lessons in law. She was training for future duties. Being a princess was not
easy. She had to prepare for a hard life, never make mistakes, never look bored
and never be sick if possible.
Elizabeth grew up at the families London home, a large Victorian House
on 145 Picadilly and at the Royal Lodge in Windsor Great Park. When her dad
became King they moved to Buckingham Palace. It was more like a museum than a
house. Elizabeth spent their holidays with their grandparents on both sides.
When she spent it with the Strathmore it would sometimes be at the Glamis Castle.
It was a rugged, rambling old Scottish fortress. “It looked like something out
of a child\'s adventure stories-paradise of echoing rooms, long passage and
mysterious stairways.” (Trease 1953, 231) Elizabeth enjoyed exploring the
castle when she was young. She was 13 when World War II occurred. A year later
bombs started falling on London. Elizabeth and her sister had to go to safety
at the fortress of Windsor Castle. She returned to London on October 13, 1940.
She then joined the woman\'s branch army and took training as an automobile
driver and mechanic.
Prince Philip was an officer in the Royal Navy during World War II. He
met Elizabeth in the war. Later he dropped the title of prince to become a
British citizen. He took his mother\'s family name, Mountbatten. On November 20,
1946, Philip and Elizabeth were married at Westminister Abbey. There first kid
was born on November 14.1948. His name was Prince Charles Philip Arthur George
and was later known as Prince of Wales. They also had Princess Anne Elizabeth
Alice Louise on August 15, 1950, Prince Andrew Albert Christian Edward on
February 19, 1960, and Prince Edward Antony Richard Louis on March 10, 1964.
Elizabeth and Philip were on a tour in Kenya when her dad died on
February 6, 1952, and she automatically became Queen Elizabeth II. She was not
just Queen of England but Queen of Canada, Australia, New Zealand and more.
They considered her a Queen but she did not have power over them (Trease 1953,
234). Queen Elizabeth the II had no political power. Some of her duties as a
queen was constitutional work (opening the Parliament), entertainment of foreign
dignitaries, giving tours of Britain and the commonwealth. But most of all, she
had to be someone the people could look up to without anyone gossiping or
criticizing her (McGraw-Hill Encyclopedia of World Biography 1973, 569).
In 1953, this shy, dedicated and determined 26-year old queen was
selected Woman of the Year. She was chosen because she was a symbol of faith.
She was also a reminder of a great pass and was a sign of a good future. Queen

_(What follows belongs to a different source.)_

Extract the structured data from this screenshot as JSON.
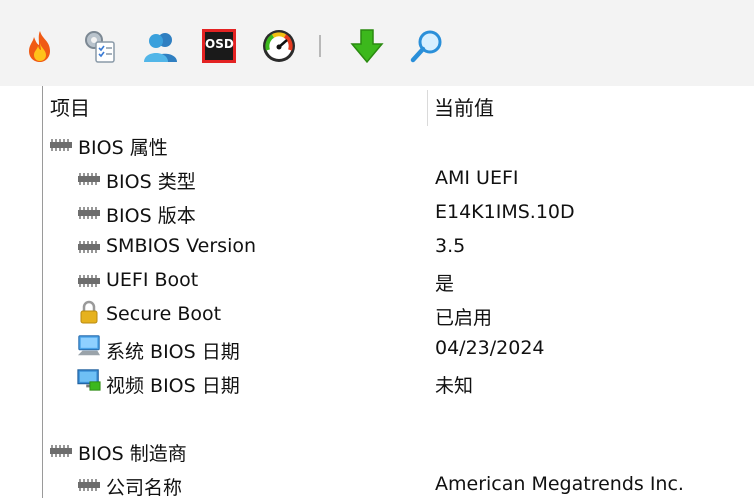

Elizabeth II represented in her person all that they hold best in the British
way of life (Time Almanac 1994, 7). Another reason was she had a close
relationship between her people. She was willing to listen to them